The image of Vinnie Jones gripping Paul Gascoigne’s testicles has oddly attained iconic status as the years have passed. It’s apparently humourous, held up as some kind of indicator of Gazza’s clownishness and Jones’ faux hardman credentials. However, the story goes that Jones verbally abused Gascoigne so viciously during that match that Gazza cried at half-time and had to be cajoled into coming out for the second half, paralysed as he was by fear. Considering the mental battles that Gascoigne has fought over the years, does the picture not then come to act as a symbol for the crushing brutality of the bully on those more fragile than himself? To that end, when I think back to Eric Cantona’s similarly iconic kung-fu kick on a fan, I’m prone to applaud rather than condemn such an extreme measure. Why should anyone put up with vitriol and bile and goading no matter how famous he is? Cantona was an exception though. Many of us are condemned to suffer in silence for fear of ridicule.
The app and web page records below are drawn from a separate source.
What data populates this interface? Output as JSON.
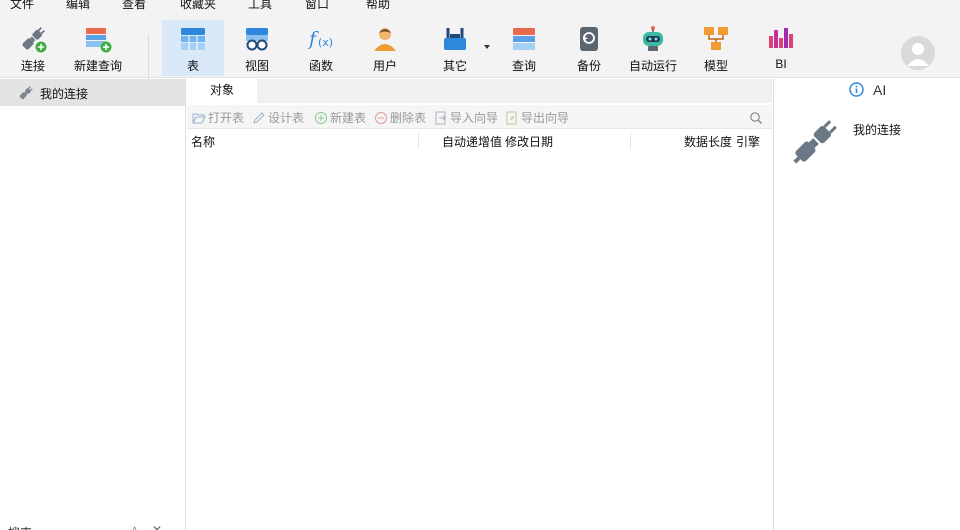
{
  "menu": [
    "文件",
    "编辑",
    "查看",
    "收藏夹",
    "工具",
    "窗口",
    "帮助"
  ],
  "toolbar": {
    "connect": "连接",
    "new_query": "新建查询",
    "table": "表",
    "view": "视图",
    "function": "函数",
    "user": "用户",
    "other": "其它",
    "query": "查询",
    "backup": "备份",
    "automation": "自动运行",
    "model": "模型",
    "bi": "BI"
  },
  "sidebar": {
    "connection": "我的连接",
    "search_label": "搜索"
  },
  "tabs": {
    "objects": "对象"
  },
  "object_toolbar": {
    "open_table": "打开表",
    "design_table": "设计表",
    "new_table": "新建表",
    "delete_table": "删除表",
    "import_wizard": "导入向导",
    "export_wizard": "导出向导"
  },
  "table_header": {
    "name": "名称",
    "auto_increment": "自动递增值",
    "modified_date": "修改日期",
    "data_length": "数据长度",
    "engine": "引擎"
  },
  "info_panel": {
    "ai_label": "AI",
    "connection_name": "我的连接"
  },
  "colors": {
    "accent": "#d9e9f8",
    "toolbar_bg": "#f3f3f3",
    "selected_item": "#e3e3e3"
  }
}
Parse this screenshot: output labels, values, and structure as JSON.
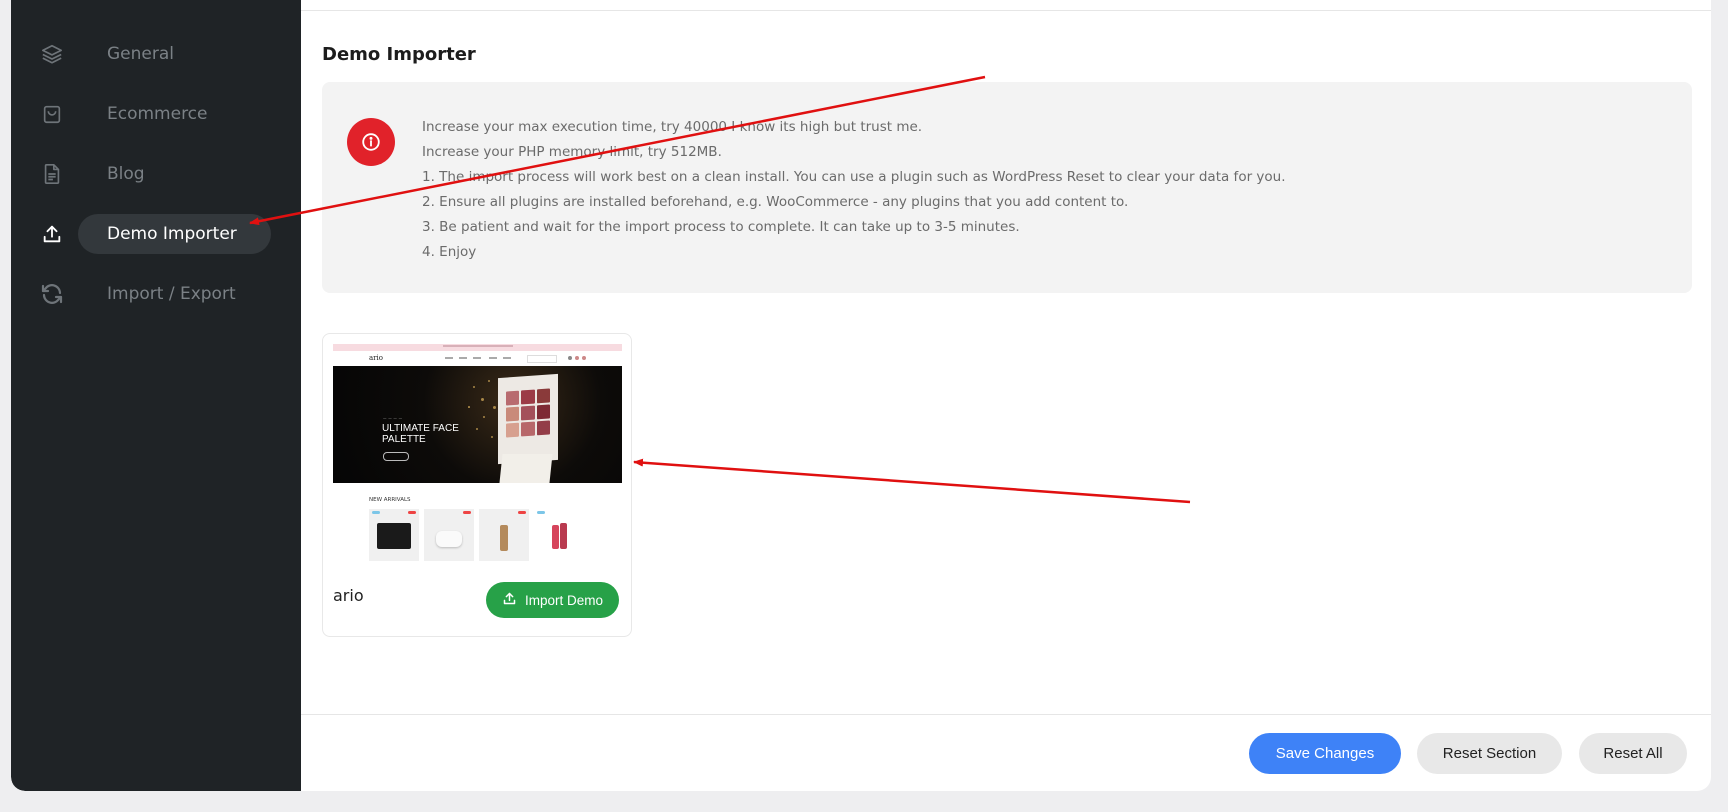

Consider the fact that trainee teachers are perennially advised to be positive and acknowledge students’ strengths when assessing work or disseminating verbal praise in the classroom. Does that somehow stop after we pass the age of eighteen? Isn’t it obvious that insulting or berating someone is more destructive than encouragement? And is it right that we accept such dark arts as ‘part of the game’? Is that really the example that we want to pass on to future sportspeople?
What do you expect though when we live in a world where those who have turned cruelty and bullying into a highly lucrative artform are lavished with wealth, power and influence? Whether the Piers Morgans, Simon Cowells and Jeremy Clarksons are a symptom or the cause of such a worldview is up for debate but a little more empathy might just go a long way to easing the stresses that vulnerable individuals like Jonathan Trott have to suffer. I’m not suggesting any of this might have saved Gary Speed or Robert Enke but a less gleefully abrasive society is one we should all aspire to.
Jonathan Trott’s decision to return home is courageous enough and his honesty is something that should be held up as an example and inspiration for others in similar situations. The negative reaction of others who really should know better however, is something that brings shame on us all.
Further reading: One Gary Speed: A Tribute
Dispatches From A Football Sofa was honoured to be shortlisted by the Football Supporters’ Federation for Blog of the Year. If you enjoy any of my musings, feel free to cast a vote at the following link > FSF Awards 2013
Follow Dispatches on Twitter: @Sofalife